Anthonij Rupert Wyne was founded on the farm L’Ormarins in Franschhoek. Today the portfolio includes a number of sites across the Cape winelands: Rooderust in Darling, Riebeeksrivier in the Swartland and Altima in the isolated Elandskloof. Individually each site offers optimum varietal-specific growing conditions, allowing Anthonij Rupert Wyne to adhere to the requirements of each individual brand.

Representing a number of specified brands, the Cape of Good Hope brand falls under this umbrella and is the result of a greater initiative to protect and establish the old vines of the Cape as desirable, if not preferred, quality producers of diverse, superior, terroir-specific wines.

South Africa has very few ‘old’ vines. In fact, of the estimated 3 538 hectares, 1 376 are sultana, leaving only 2 162 as legitimately ‘old’.

For the Cape of Good Hope range we have found (and in some cases, saved) these vineyards, the wines highlighting the virtues of our ‘old vines’ and putting a premium on terroir-specific South African wines, both locally and internationally.

The Winemaker

Mark van Buuren

Mark van Buuren started his career as assistant winemaker at Hartenberg Estate under the mentorship of celebrated winemaker, Carl Schultz.

His passion and drive saw him carve out a successful career for himself locally, before leaving Guardian Peak Wines in 2009 to further his career in Australia.

After 5 years abroad, he returned home in November 2013 to join the team at Anthonij Rupert Wines, where he now oversees all white and rosé wine production of the Protea, Terra del Capo and  the Cape of Good Hope range.  The Cape of Good Hope range is making its way into the history books of South Africa with its old vine and site specific wines. Mark has a vast understanding of winemaking and is blessed with a down-to-earth approach, he is destined to take the Cape of Good Hope range to even greater heights.

The Viticulturist

Deborah Isaacs

Viticulturist Deborah Isaacs was born in Jamestown, Stellenbosch and is a supremely motivated and focussed individual. She matriculated with straight A’s but after realising that a degree in accounting was never going to fulfil her, she took a gap year. “I realised that I needed to be outside so was considering something in agriculture or possibly nature conservation.” But then she was offered a bursary for formerly disadvantaged students by the Stellenbosch University’s student support services. This she graduated Cum Laude.

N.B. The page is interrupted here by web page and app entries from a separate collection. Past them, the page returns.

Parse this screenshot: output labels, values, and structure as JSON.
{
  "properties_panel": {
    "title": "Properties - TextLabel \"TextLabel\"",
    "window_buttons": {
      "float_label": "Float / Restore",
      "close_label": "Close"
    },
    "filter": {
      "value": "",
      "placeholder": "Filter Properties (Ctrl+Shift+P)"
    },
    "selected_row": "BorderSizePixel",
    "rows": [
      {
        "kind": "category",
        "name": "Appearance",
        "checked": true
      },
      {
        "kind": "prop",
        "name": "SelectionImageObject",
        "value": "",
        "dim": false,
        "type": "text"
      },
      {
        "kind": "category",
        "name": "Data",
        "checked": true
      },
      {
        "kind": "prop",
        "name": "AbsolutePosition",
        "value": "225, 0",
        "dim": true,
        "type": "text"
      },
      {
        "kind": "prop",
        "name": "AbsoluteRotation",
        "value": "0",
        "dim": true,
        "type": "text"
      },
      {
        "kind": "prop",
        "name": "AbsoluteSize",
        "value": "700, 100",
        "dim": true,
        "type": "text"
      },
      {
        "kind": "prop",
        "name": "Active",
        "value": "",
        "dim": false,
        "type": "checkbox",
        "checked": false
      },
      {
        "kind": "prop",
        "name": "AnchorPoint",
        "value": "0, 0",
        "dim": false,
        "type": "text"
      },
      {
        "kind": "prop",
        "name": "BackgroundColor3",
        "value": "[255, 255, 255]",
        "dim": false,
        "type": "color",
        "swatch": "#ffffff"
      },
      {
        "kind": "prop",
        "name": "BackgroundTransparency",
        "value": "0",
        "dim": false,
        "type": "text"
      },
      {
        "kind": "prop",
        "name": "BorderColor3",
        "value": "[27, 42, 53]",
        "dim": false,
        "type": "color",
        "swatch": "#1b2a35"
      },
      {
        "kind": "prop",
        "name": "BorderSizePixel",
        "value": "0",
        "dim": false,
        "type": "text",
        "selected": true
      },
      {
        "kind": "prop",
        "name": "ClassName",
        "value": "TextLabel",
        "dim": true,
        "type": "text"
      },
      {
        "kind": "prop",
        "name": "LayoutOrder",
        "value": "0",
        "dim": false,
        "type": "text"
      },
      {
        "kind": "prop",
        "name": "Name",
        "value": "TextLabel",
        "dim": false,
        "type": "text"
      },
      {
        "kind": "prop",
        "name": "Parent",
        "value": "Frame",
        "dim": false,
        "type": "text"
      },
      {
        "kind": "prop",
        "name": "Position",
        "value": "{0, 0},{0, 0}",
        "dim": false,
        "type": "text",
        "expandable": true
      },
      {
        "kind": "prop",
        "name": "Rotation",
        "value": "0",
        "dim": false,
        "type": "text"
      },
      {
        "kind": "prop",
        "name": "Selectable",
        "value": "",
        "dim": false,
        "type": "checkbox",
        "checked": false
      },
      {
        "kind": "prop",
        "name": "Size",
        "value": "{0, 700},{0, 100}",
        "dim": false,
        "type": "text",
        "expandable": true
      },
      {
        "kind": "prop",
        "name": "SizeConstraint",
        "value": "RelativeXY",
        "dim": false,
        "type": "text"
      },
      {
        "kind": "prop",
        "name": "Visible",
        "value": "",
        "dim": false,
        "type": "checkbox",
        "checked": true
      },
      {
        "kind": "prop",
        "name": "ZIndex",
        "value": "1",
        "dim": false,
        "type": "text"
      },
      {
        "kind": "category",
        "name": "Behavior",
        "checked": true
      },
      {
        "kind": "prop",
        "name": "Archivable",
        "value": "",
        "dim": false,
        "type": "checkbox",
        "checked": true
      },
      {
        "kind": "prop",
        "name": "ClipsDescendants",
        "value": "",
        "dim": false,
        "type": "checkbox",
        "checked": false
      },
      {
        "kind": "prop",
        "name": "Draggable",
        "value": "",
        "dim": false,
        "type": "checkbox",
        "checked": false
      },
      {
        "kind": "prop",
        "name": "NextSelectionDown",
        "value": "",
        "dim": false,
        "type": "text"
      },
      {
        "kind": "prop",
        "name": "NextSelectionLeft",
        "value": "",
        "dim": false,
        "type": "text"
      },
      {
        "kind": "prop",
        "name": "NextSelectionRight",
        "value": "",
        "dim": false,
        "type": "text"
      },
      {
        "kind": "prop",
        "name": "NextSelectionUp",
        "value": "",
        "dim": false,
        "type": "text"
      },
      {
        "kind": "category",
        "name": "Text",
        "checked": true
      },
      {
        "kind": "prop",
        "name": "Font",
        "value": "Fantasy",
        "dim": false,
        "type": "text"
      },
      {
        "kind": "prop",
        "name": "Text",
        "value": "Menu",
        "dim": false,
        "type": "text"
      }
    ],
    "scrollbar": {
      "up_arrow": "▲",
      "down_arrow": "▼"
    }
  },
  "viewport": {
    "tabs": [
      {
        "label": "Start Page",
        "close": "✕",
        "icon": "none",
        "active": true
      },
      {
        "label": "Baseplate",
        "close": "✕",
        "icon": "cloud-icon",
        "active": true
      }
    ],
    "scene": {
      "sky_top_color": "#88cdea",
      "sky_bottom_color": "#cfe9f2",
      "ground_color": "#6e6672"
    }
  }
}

That set a chain of events in motion which ultimately resulted in Isaacs being appointed one of the few full-time female viticulturists in South Africa – and then stepping into very big shoes when her mentor Rosa Kruger left.
Isaacs has a big job, overseeing all aspects of viticulture at the Anthonij Rupert home farm as well as at Altima which is in the Elandskloof near Villiersdorp; Groenekloof near Darling and also at Riebeeksrivier near Riebeek West in the Swartland. She waxes lyrical about the multitude of grapes and terroirs available to Anthonij Rupert Wines.
Isaacs acknowledges that she feels driven to succeed, pushing herself hard –She admits she “loves to learn” and is keen to continue studying, and is actively considering a Masters degree taking an interest in the effects of climate change on viticulture.